### Problem description:
Each record must be printed again exactly as given.

*** Record set ***

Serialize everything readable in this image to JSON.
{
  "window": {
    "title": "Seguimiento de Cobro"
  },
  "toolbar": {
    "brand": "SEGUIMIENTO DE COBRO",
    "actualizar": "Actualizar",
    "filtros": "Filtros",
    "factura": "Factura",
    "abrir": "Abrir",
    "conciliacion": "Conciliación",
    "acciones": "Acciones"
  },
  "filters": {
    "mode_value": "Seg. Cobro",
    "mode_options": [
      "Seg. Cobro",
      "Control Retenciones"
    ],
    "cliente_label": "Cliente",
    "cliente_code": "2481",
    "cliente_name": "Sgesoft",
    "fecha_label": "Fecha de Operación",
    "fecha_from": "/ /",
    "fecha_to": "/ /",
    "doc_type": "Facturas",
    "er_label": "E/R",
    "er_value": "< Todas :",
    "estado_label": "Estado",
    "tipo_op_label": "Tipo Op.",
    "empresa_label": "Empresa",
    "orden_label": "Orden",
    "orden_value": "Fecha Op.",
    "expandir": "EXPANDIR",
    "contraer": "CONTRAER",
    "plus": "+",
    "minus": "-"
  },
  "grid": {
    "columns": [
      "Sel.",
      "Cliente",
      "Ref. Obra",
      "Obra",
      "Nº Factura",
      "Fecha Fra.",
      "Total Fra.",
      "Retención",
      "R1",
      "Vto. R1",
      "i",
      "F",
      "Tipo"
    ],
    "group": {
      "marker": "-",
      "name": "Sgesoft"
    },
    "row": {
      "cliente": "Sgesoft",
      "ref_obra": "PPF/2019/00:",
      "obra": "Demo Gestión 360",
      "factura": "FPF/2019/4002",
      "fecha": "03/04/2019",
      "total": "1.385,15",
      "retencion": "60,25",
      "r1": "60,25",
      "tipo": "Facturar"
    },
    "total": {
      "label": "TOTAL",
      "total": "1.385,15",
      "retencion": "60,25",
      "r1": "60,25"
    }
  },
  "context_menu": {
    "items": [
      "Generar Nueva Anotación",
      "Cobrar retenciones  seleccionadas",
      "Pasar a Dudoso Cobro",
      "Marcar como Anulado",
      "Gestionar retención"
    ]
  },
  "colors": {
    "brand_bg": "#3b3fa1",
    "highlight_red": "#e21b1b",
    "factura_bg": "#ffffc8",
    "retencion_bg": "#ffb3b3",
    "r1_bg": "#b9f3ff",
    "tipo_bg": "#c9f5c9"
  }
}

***

### Exercise solution:
Serialize everything readable in this image to JSON.
{
  "window": {
    "title": "Seguimiento de Cobro"
  },
  "toolbar": {
    "brand": "SEGUIMIENTO DE COBRO",
    "actualizar": "Actualizar",
    "filtros": "Filtros",
    "factura": "Factura",
    "abrir": "Abrir",
    "conciliacion": "Conciliación",
    "acciones": "Acciones"
  },
  "filters": {
    "mode_value": "Seg. Cobro",
    "mode_options": [
      "Seg. Cobro",
      "Control Retenciones"
    ],
    "cliente_label": "Cliente",
    "cliente_code": "2481",
    "cliente_name": "Sgesoft",
    "fecha_label": "Fecha de Operación",
    "fecha_from": "/ /",
    "fecha_to": "/ /",
    "doc_type": "Facturas",
    "er_label": "E/R",
    "er_value": "< Todas :",
    "estado_label": "Estado",
    "tipo_op_label": "Tipo Op.",
    "empresa_label": "Empresa",
    "orden_label": "Orden",
    "orden_value": "Fecha Op.",
    "expandir": "EXPANDIR",
    "contraer": "CONTRAER",
    "plus": "+",
    "minus": "-"
  },
  "grid": {
    "columns": [
      "Sel.",
      "Cliente",
      "Ref. Obra",
      "Obra",
      "Nº Factura",
      "Fecha Fra.",
      "Total Fra.",
      "Retención",
      "R1",
      "Vto. R1",
      "i",
      "F",
      "Tipo"
    ],
    "group": {
      "marker": "-",
      "name": "Sgesoft"
    },
    "row": {
      "cliente": "Sgesoft",
      "ref_obra": "PPF/2019/00:",
      "obra": "Demo Gestión 360",
      "factura": "FPF/2019/4002",
      "fecha": "03/04/2019",
      "total": "1.385,15",
      "retencion": "60,25",
      "r1": "60,25",
      "tipo": "Facturar"
    },
    "total": {
      "label": "TOTAL",
      "total": "1.385,15",
      "retencion": "60,25",
      "r1": "60,25"
    }
  },
  "context_menu": {
    "items": [
      "Generar Nueva Anotación",
      "Cobrar retenciones  seleccionadas",
      "Pasar a Dudoso Cobro",
      "Marcar como Anulado",
      "Gestionar retención"
    ]
  },
  "colors": {
    "brand_bg": "#3b3fa1",
    "highlight_red": "#e21b1b",
    "factura_bg": "#ffffc8",
    "retencion_bg": "#ffb3b3",
    "r1_bg": "#b9f3ff",
    "tipo_bg": "#c9f5c9"
  }
}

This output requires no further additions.